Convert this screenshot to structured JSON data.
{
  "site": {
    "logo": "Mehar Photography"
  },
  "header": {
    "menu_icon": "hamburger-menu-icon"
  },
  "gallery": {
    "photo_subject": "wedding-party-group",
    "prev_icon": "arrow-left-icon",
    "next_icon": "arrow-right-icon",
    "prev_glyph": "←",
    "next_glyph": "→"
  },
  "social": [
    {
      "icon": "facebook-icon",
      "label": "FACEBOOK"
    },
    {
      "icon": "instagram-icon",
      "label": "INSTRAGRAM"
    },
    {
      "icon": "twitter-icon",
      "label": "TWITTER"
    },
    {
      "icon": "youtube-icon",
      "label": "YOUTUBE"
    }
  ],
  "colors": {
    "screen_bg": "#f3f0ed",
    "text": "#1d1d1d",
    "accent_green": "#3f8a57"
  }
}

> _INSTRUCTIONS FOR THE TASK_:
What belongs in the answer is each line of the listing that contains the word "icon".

> _THE ANSWER_:
    "menu_icon": "hamburger-menu-icon"
    "prev_icon": "arrow-left-icon",
    "next_icon": "arrow-right-icon",
      "icon": "facebook-icon",
      "icon": "instagram-icon",
      "icon": "twitter-icon",
      "icon": "youtube-icon",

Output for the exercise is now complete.